WARNING: There are no books in this post. But I reference a short story that you may know from the movie, and there is a song at the end!
For at least the past two weeks, my daughter has been saying a couple of times a day, "I am kind of excited about summer camp, but I kinda don't want to go." I keep telling her "I know, you're conflicted, but you're going to go, and I think once you settle in you will love it. That's why we're sending you."
Then the past two days, as it drew even nearer, it was mostly, "I know I have to go to summer camp, but I wish I could stay home." Again, I simply agreed. Yes, you are nervous. Yes, you have to go anyway.
It's our first sleep-away camp. Our son will possibly never be ready for it (or rather, I can't imagine the underpaid teen counselor who will be ready for him), but my daughter, despite her well-earned separation anxiety, is more mellow. Plus, horses. I was so excited to find a horse camp we could afford, within a reasonable drive, and not completely skeevy, even if it is more bible-oriented than what we'd choose if money were no object. She was dancing with joy when I told her she could go, but got more and more nervous as the time approached.
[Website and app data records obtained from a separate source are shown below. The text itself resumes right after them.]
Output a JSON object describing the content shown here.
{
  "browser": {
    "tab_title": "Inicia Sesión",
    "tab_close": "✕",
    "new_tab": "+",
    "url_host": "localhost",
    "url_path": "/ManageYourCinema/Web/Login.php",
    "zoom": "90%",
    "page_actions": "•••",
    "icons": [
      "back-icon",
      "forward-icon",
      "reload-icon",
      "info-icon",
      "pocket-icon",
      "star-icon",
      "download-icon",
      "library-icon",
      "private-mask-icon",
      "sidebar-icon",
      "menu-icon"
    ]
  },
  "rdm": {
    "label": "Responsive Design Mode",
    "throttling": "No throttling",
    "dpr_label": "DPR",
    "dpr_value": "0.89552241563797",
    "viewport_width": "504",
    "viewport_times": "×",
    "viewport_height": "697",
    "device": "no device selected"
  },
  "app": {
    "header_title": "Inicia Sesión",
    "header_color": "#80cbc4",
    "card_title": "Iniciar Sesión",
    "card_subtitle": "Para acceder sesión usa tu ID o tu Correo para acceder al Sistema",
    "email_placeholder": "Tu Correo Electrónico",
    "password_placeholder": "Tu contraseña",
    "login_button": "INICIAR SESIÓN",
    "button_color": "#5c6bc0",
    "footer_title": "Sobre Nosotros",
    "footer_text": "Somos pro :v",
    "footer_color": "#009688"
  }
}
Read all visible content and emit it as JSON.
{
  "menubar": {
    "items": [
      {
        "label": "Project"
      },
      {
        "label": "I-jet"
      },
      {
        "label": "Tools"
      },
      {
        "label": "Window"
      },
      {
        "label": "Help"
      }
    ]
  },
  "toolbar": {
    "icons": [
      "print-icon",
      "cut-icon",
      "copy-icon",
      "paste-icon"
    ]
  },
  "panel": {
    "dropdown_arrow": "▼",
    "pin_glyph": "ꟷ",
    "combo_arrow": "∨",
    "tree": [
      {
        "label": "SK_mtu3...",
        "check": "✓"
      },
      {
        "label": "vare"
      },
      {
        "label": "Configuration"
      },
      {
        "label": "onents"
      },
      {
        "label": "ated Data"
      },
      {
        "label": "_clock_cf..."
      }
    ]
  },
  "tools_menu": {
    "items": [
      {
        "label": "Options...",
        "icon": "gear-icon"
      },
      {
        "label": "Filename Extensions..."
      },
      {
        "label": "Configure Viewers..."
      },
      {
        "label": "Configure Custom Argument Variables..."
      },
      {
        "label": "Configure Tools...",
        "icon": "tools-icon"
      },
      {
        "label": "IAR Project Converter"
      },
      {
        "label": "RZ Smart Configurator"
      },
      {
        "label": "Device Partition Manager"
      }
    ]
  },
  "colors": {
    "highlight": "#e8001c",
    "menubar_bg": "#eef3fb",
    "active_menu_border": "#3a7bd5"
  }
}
I LOVED camp as a kid. Of course, I didn't have separation issues, my big sisters (and mom and grandma) had already filled my head with wonderful camp stories and camp songs, and I always went with a friend. I really do think she'll love it too. That is why we're sending her.
But what I didn't expect was how I felt as we drove away. No tears, but a huge rock in my chest and a pain in my gut. It reminded me of the scene in "Brokeback Mountain" where either Jack or Ennis (I suspect Ennis; he was always more repressed) vomits violently after saying goodbye to the other, and has no idea why his body is so freaked out. My body did NOT think I should be driving away from my sweet pea.
It will be a good week, I'm sure. Having only one kid to focus on--the one who struggles to get enough positive attention--will be great. Having some actual kid-free time when our son is at summer school in the afternoon should let me get some reading/writing/blogging done, and my husband and I have plans to go blackberry picking so he can make the port-style berry wine all of our friends and relatives adore. In the meantime, our daughter will be immersed in horses, and swimming, and stargazing, and campfire songs.
I just didn't realize that all those reassurances were for me as much as for her.
If my title makes no sense, I was alluding to the classic anti-camp song, "Hello Muddah, Hello Faddah."
Fun fact: I once played in an orchestra that played "Dance of the Hours," which is where this tune comes from. Who knew?